▸ **Brief**
In your copy of the data, include no pictures and alter nothing else.

▸ **Stored records**
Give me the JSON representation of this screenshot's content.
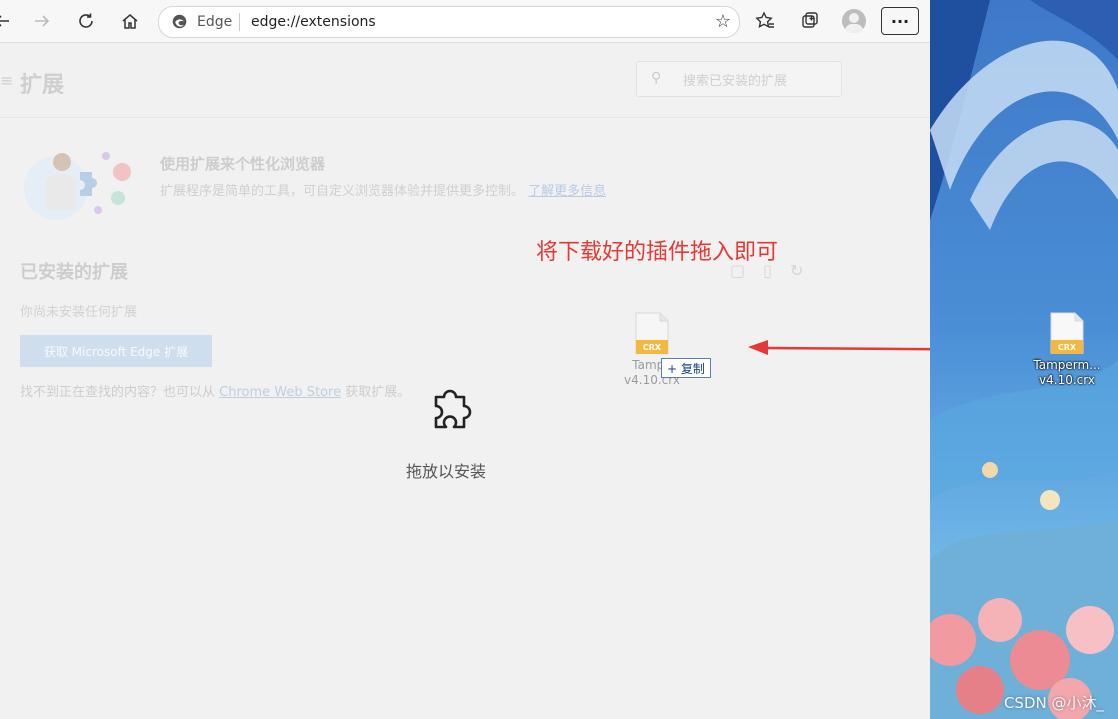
{
  "toolbar": {
    "edge_label": "Edge",
    "url": "edge://extensions",
    "more_label": "···"
  },
  "page": {
    "title": "扩展",
    "search_placeholder": "搜索已安装的扩展",
    "promo_title": "使用扩展来个性化浏览器",
    "promo_desc": "扩展程序是简单的工具，可自定义浏览器体验并提供更多控制。",
    "promo_link": "了解更多信息",
    "installed_title": "已安装的扩展",
    "none_installed": "你尚未安装任何扩展",
    "get_button": "获取 Microsoft Edge 扩展",
    "cant_find_prefix": "找不到正在查找的内容？也可以从",
    "cant_find_link": "Chrome Web Store",
    "cant_find_suffix": "获取扩展。"
  },
  "drop": {
    "label": "拖放以安装"
  },
  "annotation": {
    "text": "将下载好的插件拖入即可",
    "color": "#e53935"
  },
  "drag_file": {
    "badge": "CRX",
    "name_line1": "Tampe",
    "name_line2": "v4.10.crx",
    "copy_label": "+ 复制"
  },
  "desktop_file": {
    "badge": "CRX",
    "name_line1": "Tamperm...",
    "name_line2": "v4.10.crx"
  },
  "watermark": "CSDN @小沐_"
}
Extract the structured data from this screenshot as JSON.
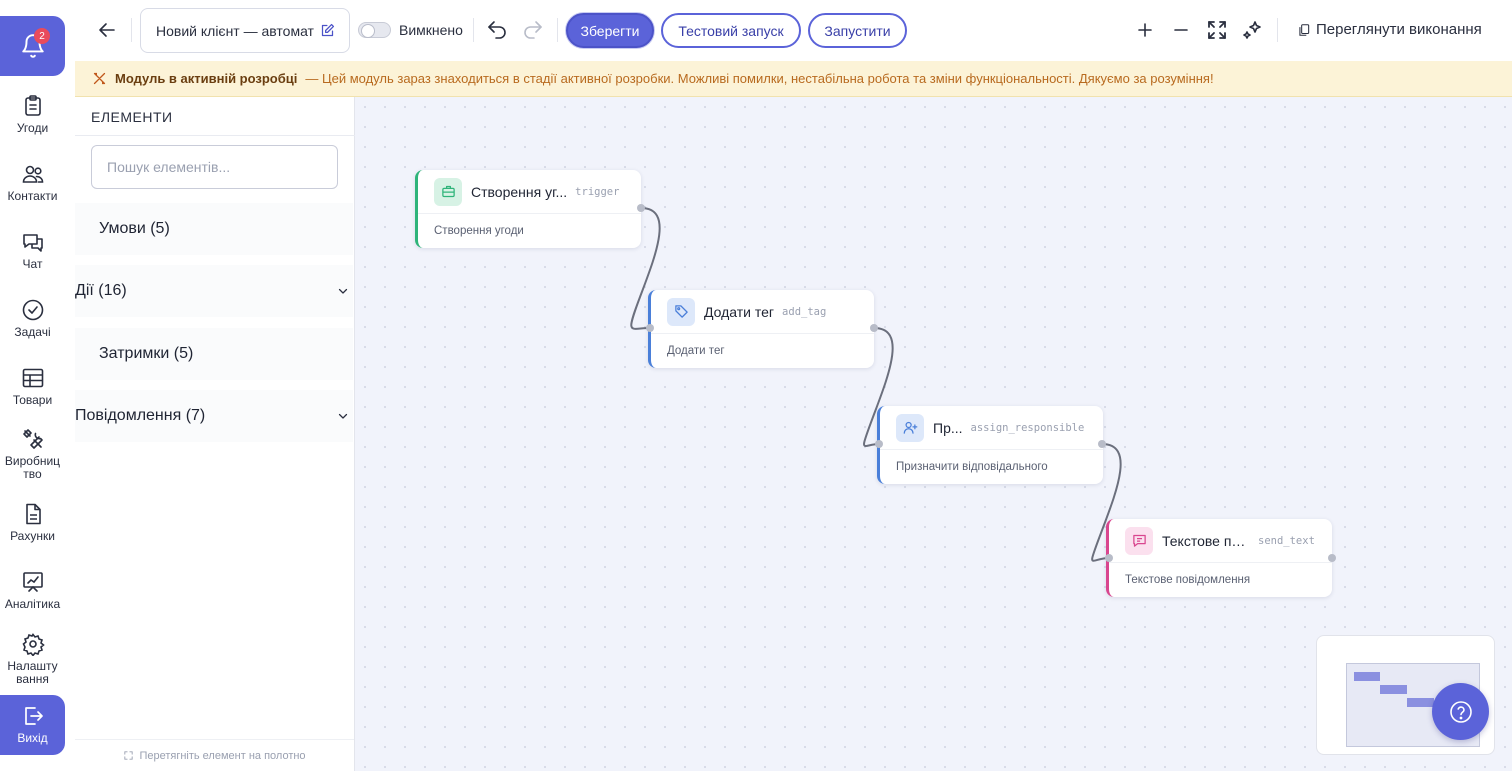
{
  "nav": {
    "notification_count": "2",
    "items": [
      {
        "label": "Угоди",
        "icon": "clipboard-icon"
      },
      {
        "label": "Контакти",
        "icon": "users-icon"
      },
      {
        "label": "Чат",
        "icon": "chat-icon"
      },
      {
        "label": "Задачі",
        "icon": "check-circle-icon"
      },
      {
        "label": "Товари",
        "icon": "table-icon"
      },
      {
        "label_line1": "Виробниц",
        "label_line2": "тво",
        "icon": "tools-icon"
      },
      {
        "label": "Рахунки",
        "icon": "document-icon"
      },
      {
        "label": "Аналітика",
        "icon": "analytics-icon"
      },
      {
        "label_line1": "Налашту",
        "label_line2": "вання",
        "icon": "gear-icon"
      }
    ],
    "exit_label": "Вихід"
  },
  "toolbar": {
    "title": "Новий клієнт — автоматизація",
    "toggle_label": "Вимкнено",
    "save_label": "Зберегти",
    "test_label": "Тестовий запуск",
    "run_label": "Запустити",
    "view_executions_label": "Переглянути виконання"
  },
  "banner": {
    "title": "Модуль в активній розробці",
    "text": "— Цей модуль зараз знаходиться в стадії активної розробки. Можливі помилки, нестабільна робота та зміни функціональності. Дякуємо за розуміння!"
  },
  "sidebar": {
    "header": "ЕЛЕМЕНТИ",
    "search_placeholder": "Пошук елементів...",
    "categories": [
      {
        "label": "Умови (5)",
        "expanded": false
      },
      {
        "label": "Дії (16)",
        "expanded": true
      },
      {
        "label": "Затримки (5)",
        "expanded": false
      },
      {
        "label": "Повідомлення (7)",
        "expanded": true
      }
    ],
    "footer": "Перетягніть елемент на полотно"
  },
  "canvas": {
    "nodes": [
      {
        "title": "Створення уг...",
        "code": "trigger",
        "description": "Створення угоди",
        "color": "#2fb47a",
        "icon": "briefcase-icon"
      },
      {
        "title": "Додати тег",
        "code": "add_tag",
        "description": "Додати тег",
        "color": "#4a7fd9",
        "icon": "tag-icon"
      },
      {
        "title": "Пр...",
        "code": "assign_responsible",
        "description": "Призначити відповідального",
        "color": "#4a7fd9",
        "icon": "user-plus-icon"
      },
      {
        "title": "Текстове по...",
        "code": "send_text",
        "description": "Текстове повідомлення",
        "color": "#d9468f",
        "icon": "message-icon"
      }
    ]
  },
  "colors": {
    "accent": "#5b63d9",
    "banner_bg": "#fcf3d7",
    "trigger": "#2fb47a",
    "action": "#4a7fd9",
    "message": "#d9468f"
  }
}
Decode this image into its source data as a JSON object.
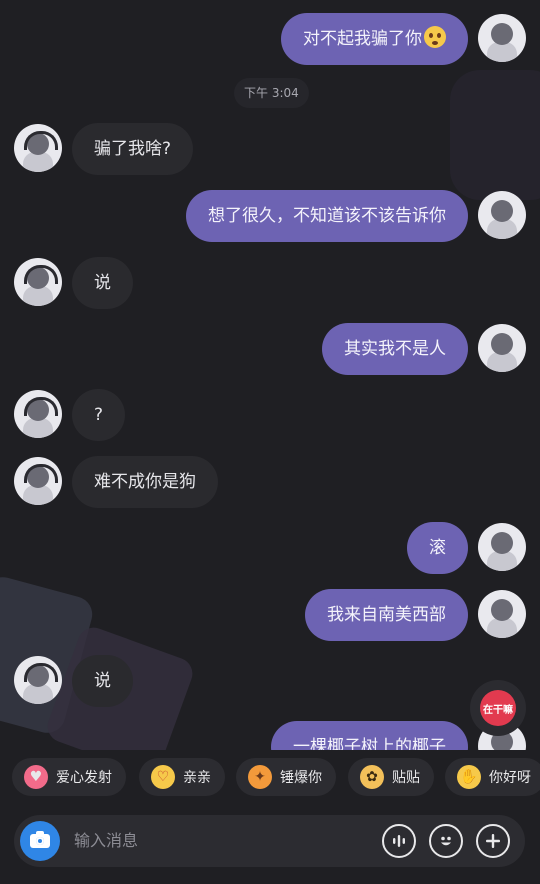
{
  "timestamp": "下午 3:04",
  "messages": [
    {
      "side": "out",
      "text": "对不起我骗了你",
      "emoji": "flushed-face"
    },
    {
      "side": "in",
      "text": "骗了我啥?"
    },
    {
      "side": "out",
      "text": "想了很久，不知道该不该告诉你"
    },
    {
      "side": "in",
      "text": "说"
    },
    {
      "side": "out",
      "text": "其实我不是人"
    },
    {
      "side": "in",
      "text": "?"
    },
    {
      "side": "in",
      "text": "难不成你是狗"
    },
    {
      "side": "out",
      "text": "滚"
    },
    {
      "side": "out",
      "text": "我来自南美西部"
    },
    {
      "side": "in",
      "text": "说"
    },
    {
      "side": "out",
      "text": "一棵椰子树上的椰子"
    }
  ],
  "fab": {
    "label": "在干嘛",
    "icon": "mascot-icon"
  },
  "quick_replies": [
    {
      "label": "爱心发射",
      "icon": "heart-eyes-emoji-icon",
      "color": "#f26b8a"
    },
    {
      "label": "亲亲",
      "icon": "kiss-emoji-icon",
      "color": "#f6c94a"
    },
    {
      "label": "锤爆你",
      "icon": "hammer-emoji-icon",
      "color": "#f39a3b"
    },
    {
      "label": "贴贴",
      "icon": "hug-cats-emoji-icon",
      "color": "#f3c05a"
    },
    {
      "label": "你好呀",
      "icon": "wave-emoji-icon",
      "color": "#f6c94a"
    }
  ],
  "input": {
    "placeholder": "输入消息"
  },
  "colors": {
    "background": "#1f1f23",
    "outgoing_bubble": "#6d63b3",
    "incoming_bubble": "#2a2a2e",
    "camera": "#2f86e6"
  }
}
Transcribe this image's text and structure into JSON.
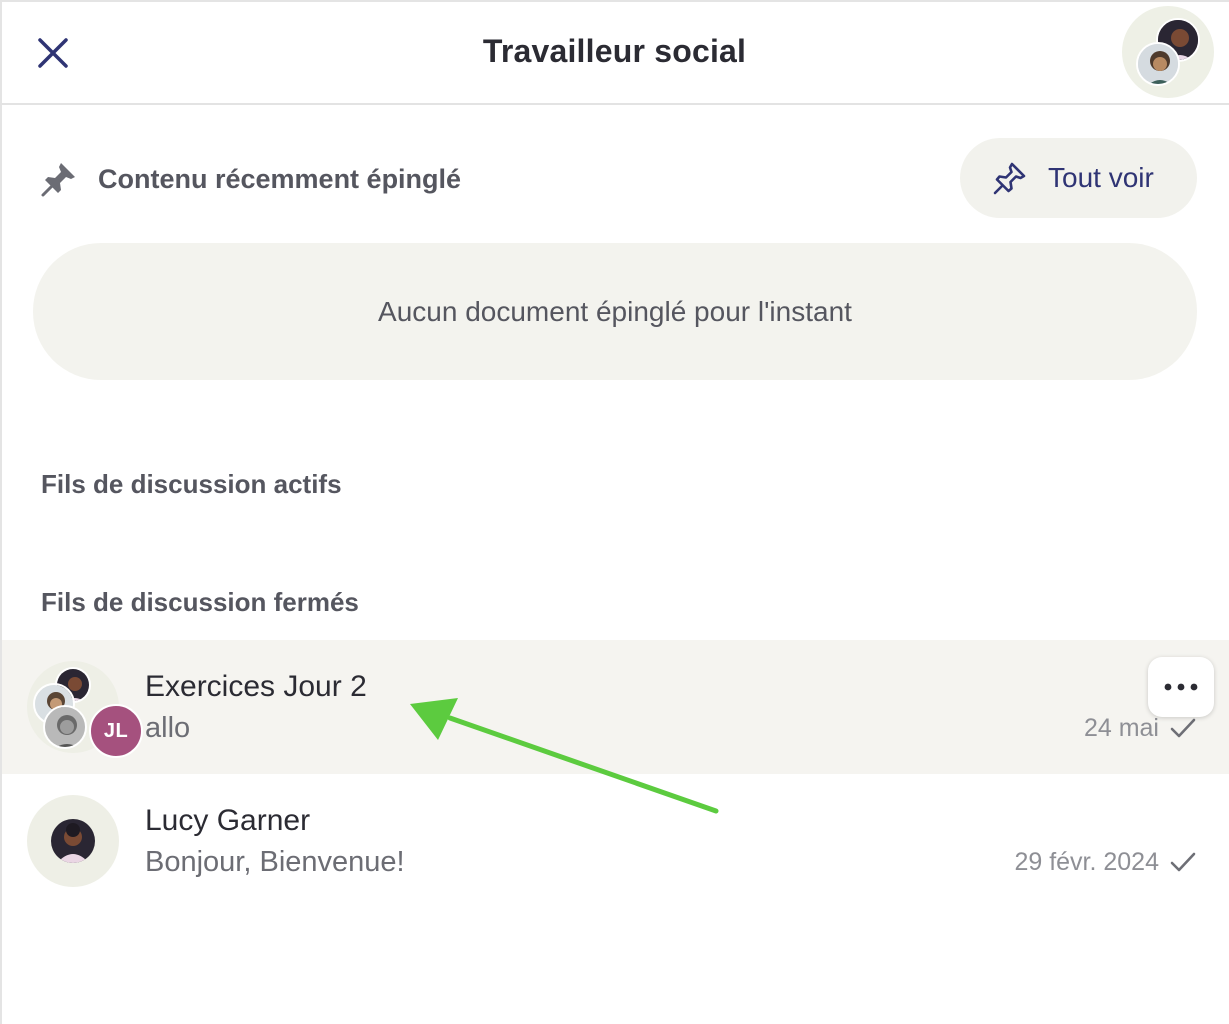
{
  "header": {
    "title": "Travailleur social",
    "close_icon": "close-icon"
  },
  "pinned": {
    "label": "Contenu récemment épinglé",
    "see_all_label": "Tout voir",
    "empty_message": "Aucun document épinglé pour l'instant"
  },
  "sections": {
    "active_title": "Fils de discussion actifs",
    "closed_title": "Fils de discussion fermés"
  },
  "threads": [
    {
      "name": "Exercices Jour 2",
      "preview": "allo",
      "date": "24 mai",
      "avatar_initials": "JL",
      "highlighted": true
    },
    {
      "name": "Lucy Garner",
      "preview": "Bonjour, Bienvenue!",
      "date": "29 févr. 2024",
      "highlighted": false
    }
  ],
  "colors": {
    "accent": "#2f3474",
    "initials_avatar": "#a5517e",
    "highlight_row": "#f5f4f0",
    "annotation_arrow": "#5ccb3f"
  }
}
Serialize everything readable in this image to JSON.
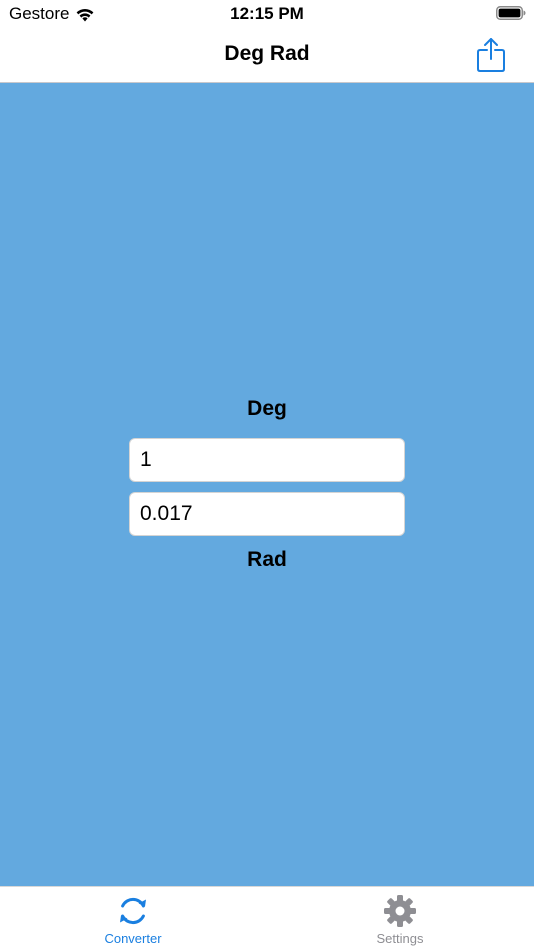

▸ **Task output**
Give me the JSON representation of this screenshot's content.
{
  "toolbar": {
    "edge_label": "Edge",
    "url": "edge://extensions",
    "more_label": "···"
  },
  "page": {
    "title": "扩展",
    "search_placeholder": "搜索已安装的扩展",
    "promo_title": "使用扩展来个性化浏览器",
    "promo_desc": "扩展程序是简单的工具，可自定义浏览器体验并提供更多控制。",
    "promo_link": "了解更多信息",
    "installed_title": "已安装的扩展",
    "none_installed": "你尚未安装任何扩展",
    "get_button": "获取 Microsoft Edge 扩展",
    "cant_find_prefix": "找不到正在查找的内容？也可以从",
    "cant_find_link": "Chrome Web Store",
    "cant_find_suffix": "获取扩展。"
  },
  "drop": {
    "label": "拖放以安装"
  },
  "annotation": {
    "text": "将下载好的插件拖入即可",
    "color": "#e53935"
  },
  "drag_file": {
    "badge": "CRX",
    "name_line1": "Tampe",
    "name_line2": "v4.10.crx",
    "copy_label": "+ 复制"
  },
  "desktop_file": {
    "badge": "CRX",
    "name_line1": "Tamperm...",
    "name_line2": "v4.10.crx"
  },
  "watermark": "CSDN @小沐_"
}
Extract the structured data from this screenshot as JSON.
{
  "nav": {
    "notification_count": "2",
    "items": [
      {
        "label": "Угоди",
        "icon": "clipboard-icon"
      },
      {
        "label": "Контакти",
        "icon": "users-icon"
      },
      {
        "label": "Чат",
        "icon": "chat-icon"
      },
      {
        "label": "Задачі",
        "icon": "check-circle-icon"
      },
      {
        "label": "Товари",
        "icon": "table-icon"
      },
      {
        "label_line1": "Виробниц",
        "label_line2": "тво",
        "icon": "tools-icon"
      },
      {
        "label": "Рахунки",
        "icon": "document-icon"
      },
      {
        "label": "Аналітика",
        "icon": "analytics-icon"
      },
      {
        "label_line1": "Налашту",
        "label_line2": "вання",
        "icon": "gear-icon"
      }
    ],
    "exit_label": "Вихід"
  },
  "toolbar": {
    "title": "Новий клієнт — автоматизація",
    "toggle_label": "Вимкнено",
    "save_label": "Зберегти",
    "test_label": "Тестовий запуск",
    "run_label": "Запустити",
    "view_executions_label": "Переглянути виконання"
  },
  "banner": {
    "title": "Модуль в активній розробці",
    "text": "— Цей модуль зараз знаходиться в стадії активної розробки. Можливі помилки, нестабільна робота та зміни функціональності. Дякуємо за розуміння!"
  },
  "sidebar": {
    "header": "ЕЛЕМЕНТИ",
    "search_placeholder": "Пошук елементів...",
    "categories": [
      {
        "label": "Умови (5)",
        "expanded": false
      },
      {
        "label": "Дії (16)",
        "expanded": true
      },
      {
        "label": "Затримки (5)",
        "expanded": false
      },
      {
        "label": "Повідомлення (7)",
        "expanded": true
      }
    ],
    "footer": "Перетягніть елемент на полотно"
  },
  "canvas": {
    "nodes": [
      {
        "title": "Створення уг...",
        "code": "trigger",
        "description": "Створення угоди",
        "color": "#2fb47a",
        "icon": "briefcase-icon"
      },
      {
        "title": "Додати тег",
        "code": "add_tag",
        "description": "Додати тег",
        "color": "#4a7fd9",
        "icon": "tag-icon"
      },
      {
        "title": "Пр...",
        "code": "assign_responsible",
        "description": "Призначити відповідального",
        "color": "#4a7fd9",
        "icon": "user-plus-icon"
      },
      {
        "title": "Текстове по...",
        "code": "send_text",
        "description": "Текстове повідомлення",
        "color": "#d9468f",
        "icon": "message-icon"
      }
    ]
  },
  "colors": {
    "accent": "#5b63d9",
    "banner_bg": "#fcf3d7",
    "trigger": "#2fb47a",
    "action": "#4a7fd9",
    "message": "#d9468f"
  }
}
Decode this image into its source data as a JSON object.
{
  "timestamp": "下午 3:04",
  "messages": [
    {
      "side": "out",
      "text": "对不起我骗了你",
      "emoji": "flushed-face"
    },
    {
      "side": "in",
      "text": "骗了我啥?"
    },
    {
      "side": "out",
      "text": "想了很久，不知道该不该告诉你"
    },
    {
      "side": "in",
      "text": "说"
    },
    {
      "side": "out",
      "text": "其实我不是人"
    },
    {
      "side": "in",
      "text": "?"
    },
    {
      "side": "in",
      "text": "难不成你是狗"
    },
    {
      "side": "out",
      "text": "滚"
    },
    {
      "side": "out",
      "text": "我来自南美西部"
    },
    {
      "side": "in",
      "text": "说"
    },
    {
      "side": "out",
      "text": "一棵椰子树上的椰子"
    }
  ],
  "fab": {
    "label": "在干嘛",
    "icon": "mascot-icon"
  },
  "quick_replies": [
    {
      "label": "爱心发射",
      "icon": "heart-eyes-emoji-icon",
      "color": "#f26b8a"
    },
    {
      "label": "亲亲",
      "icon": "kiss-emoji-icon",
      "color": "#f6c94a"
    },
    {
      "label": "锤爆你",
      "icon": "hammer-emoji-icon",
      "color": "#f39a3b"
    },
    {
      "label": "贴贴",
      "icon": "hug-cats-emoji-icon",
      "color": "#f3c05a"
    },
    {
      "label": "你好呀",
      "icon": "wave-emoji-icon",
      "color": "#f6c94a"
    }
  ],
  "input": {
    "placeholder": "输入消息"
  },
  "colors": {
    "background": "#1f1f23",
    "outgoing_bubble": "#6d63b3",
    "incoming_bubble": "#2a2a2e",
    "camera": "#2f86e6"
  }
}
Transcribe this image's text and structure into JSON.
{
  "header": {
    "title": "Travailleur social",
    "close_icon": "close-icon"
  },
  "pinned": {
    "label": "Contenu récemment épinglé",
    "see_all_label": "Tout voir",
    "empty_message": "Aucun document épinglé pour l'instant"
  },
  "sections": {
    "active_title": "Fils de discussion actifs",
    "closed_title": "Fils de discussion fermés"
  },
  "threads": [
    {
      "name": "Exercices Jour 2",
      "preview": "allo",
      "date": "24 mai",
      "avatar_initials": "JL",
      "highlighted": true
    },
    {
      "name": "Lucy Garner",
      "preview": "Bonjour, Bienvenue!",
      "date": "29 févr. 2024",
      "highlighted": false
    }
  ],
  "colors": {
    "accent": "#2f3474",
    "initials_avatar": "#a5517e",
    "highlight_row": "#f5f4f0",
    "annotation_arrow": "#5ccb3f"
  }
}
Serialize everything readable in this image to JSON.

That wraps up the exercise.